And you might also wonder why the Herald didn't at least note that this temporary fence to lock out violent protesters was being attacked by a party that once endorsed the Berlin Wall, built by a communist despot to lock up an entire population. But it's unfashionable even to mention "communism" as though it was a bad thing, or to note America was right to resist it then as it is right to resist Islamist fascism today.
That is a history that's erased from polite talk, and rarely taught to the children now wearing the bandannas of the Marxist Resistance group and chanting fierce slogans against capitalism and Bush. ("I pretty much disagree with everything that George Bush, like, represents," babbled one student on the ABC's PM show.)
Instead of holding old communists to account, our institutions honour them. Sydney University last year gave the CPA president, Hannah Middleton, a "community peace award" for working so hard to stop Australia from defending itself. Hu, too, is getting the warmest of welcomes. On his last visit, you'll recall, he got to address our Parliament in respectful silence, while Bush, in his own address the day before, was heckled by Greens leader Bob Brown. This time he has enjoyed a lavish dinner thrown for him by NSW Premier Morris Iemma and attended by every former Labor prime minister still alive. How grateful he was at being so honoured by the Left, saying: "I want to thank in particular Mr Whitlam, Mr Hawke and Mr Keating for attending tonight's dinner."
And how grateful he must be that journalists didn't feel such an aching desire to ridicule him that they inspected even his plate for something they could throw at his head. Contrast that with Bush having to watch his every mouthful at a barbecue held by the Prime Minister. The Sydney Morning Herald not only sent a snarky writer to check how he loaded his plate -- "I'll help you out, he told the reporter, "Here's your first sentence: 'The President takes a spoon. . .' " -- but got a health expert to whack him for eating so much meat. At a barbecue. Of all things.... so much of the rage against Bush is fundamentally insincere -- an affected hatred of much that the protesters actually would hate to go without. Like a teenager's rage against his parents.
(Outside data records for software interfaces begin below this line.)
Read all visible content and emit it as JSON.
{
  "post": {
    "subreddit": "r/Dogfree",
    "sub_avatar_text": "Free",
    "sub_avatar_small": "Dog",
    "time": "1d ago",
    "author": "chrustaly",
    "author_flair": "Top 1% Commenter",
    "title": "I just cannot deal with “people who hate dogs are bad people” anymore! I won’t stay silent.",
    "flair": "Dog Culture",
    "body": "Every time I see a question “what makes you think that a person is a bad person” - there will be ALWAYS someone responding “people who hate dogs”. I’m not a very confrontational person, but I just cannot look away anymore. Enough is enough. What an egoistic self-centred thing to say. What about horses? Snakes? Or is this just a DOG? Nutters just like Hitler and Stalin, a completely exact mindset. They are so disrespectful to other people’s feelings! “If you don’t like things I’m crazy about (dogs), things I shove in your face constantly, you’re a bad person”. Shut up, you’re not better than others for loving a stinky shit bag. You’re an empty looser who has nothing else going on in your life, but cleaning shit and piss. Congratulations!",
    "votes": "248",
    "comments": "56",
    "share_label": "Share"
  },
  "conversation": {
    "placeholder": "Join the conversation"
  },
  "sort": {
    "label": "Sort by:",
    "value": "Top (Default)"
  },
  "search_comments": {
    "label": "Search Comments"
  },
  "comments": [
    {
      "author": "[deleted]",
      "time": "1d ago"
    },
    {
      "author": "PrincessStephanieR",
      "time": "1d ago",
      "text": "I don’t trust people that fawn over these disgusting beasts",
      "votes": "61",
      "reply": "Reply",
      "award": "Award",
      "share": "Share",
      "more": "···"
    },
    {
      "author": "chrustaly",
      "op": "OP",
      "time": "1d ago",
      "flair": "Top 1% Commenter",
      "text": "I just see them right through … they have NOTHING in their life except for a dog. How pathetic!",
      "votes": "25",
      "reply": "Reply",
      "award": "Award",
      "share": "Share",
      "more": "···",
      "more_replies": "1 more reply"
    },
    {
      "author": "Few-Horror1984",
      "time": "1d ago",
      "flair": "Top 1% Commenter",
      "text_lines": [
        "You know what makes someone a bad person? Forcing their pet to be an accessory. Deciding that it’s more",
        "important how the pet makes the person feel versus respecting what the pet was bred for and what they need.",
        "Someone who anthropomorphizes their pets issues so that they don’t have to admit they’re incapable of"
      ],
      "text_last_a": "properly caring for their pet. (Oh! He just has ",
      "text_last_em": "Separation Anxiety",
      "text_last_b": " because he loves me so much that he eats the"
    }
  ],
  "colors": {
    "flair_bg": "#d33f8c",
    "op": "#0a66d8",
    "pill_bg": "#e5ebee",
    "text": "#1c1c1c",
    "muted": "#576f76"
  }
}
Political correctness is most pervasive in universities and colleges but I rarely report the incidents concerned here as I have a separate blog for educational matters.
American "liberals" often deny being Leftists and say that they are very different from the Communist rulers of other countries. The only real difference, however, is how much power they have. In America, their power is limited by democracy. To see what they WOULD be like with more power, look at where they ARE already very powerful: in America's educational system -- particularly in the universities and colleges. They show there the same respect for free-speech and political diversity that Stalin did: None. So look to the colleges to see what the whole country would be like if "liberals" had their way. It would be a dictatorship.
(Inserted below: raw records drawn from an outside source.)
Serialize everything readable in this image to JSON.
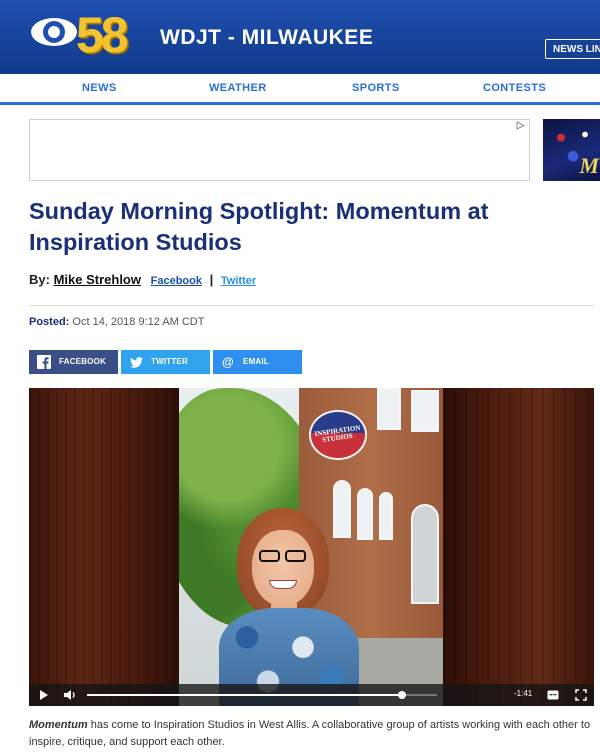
{
  "header": {
    "logo_number": "58",
    "station_name": "WDJT - MILWAUKEE",
    "newsline_label": "NEWS LINE",
    "brand_color": "#1a4aa8",
    "logo_color": "#f2c230"
  },
  "nav": {
    "items": [
      {
        "label": "NEWS"
      },
      {
        "label": "WEATHER"
      },
      {
        "label": "SPORTS"
      },
      {
        "label": "CONTESTS"
      }
    ]
  },
  "ad": {
    "choice_icon": "ad-choices-icon",
    "side_letter": "M"
  },
  "article": {
    "headline": "Sunday Morning Spotlight: Momentum at Inspiration Studios",
    "by_label": "By:",
    "author": "Mike Strehlow",
    "facebook_link": "Facebook",
    "separator": "|",
    "twitter_link": "Twitter",
    "posted_label": "Posted:",
    "posted_date": "Oct 14, 2018 9:12 AM CDT",
    "caption_title": "Momentum",
    "caption_rest": " has come to Inspiration Studios in West Allis. A collaborative group of artists working with each other to inspire, critique, and support each other."
  },
  "share": {
    "facebook": "FACEBOOK",
    "twitter": "TWITTER",
    "email": "EMAIL",
    "facebook_color": "#3a4f88",
    "twitter_color": "#2fa3ee",
    "email_color": "#2f8ff0"
  },
  "video": {
    "sign_text": "INSPIRATION STUDIOS",
    "time_remaining": "-1:41",
    "progress": 0.9
  }
}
For more postings from me, see TONGUE-TIED, GREENIE WATCH, EDUCATION WATCH INTERNATIONAL, FOOD & HEALTH SKEPTIC, GUN WATCH, SOCIALIZED MEDICINE, AUSTRALIAN POLITICS, DISSECTING LEFTISM, IMMIGRATION WATCH INTERNATIONAL and EYE ON BRITAIN. My Home Pages are here or here or here. Email me (John Ray) here. For times when blogger.com is playing up, there are mirrors of this site here and here.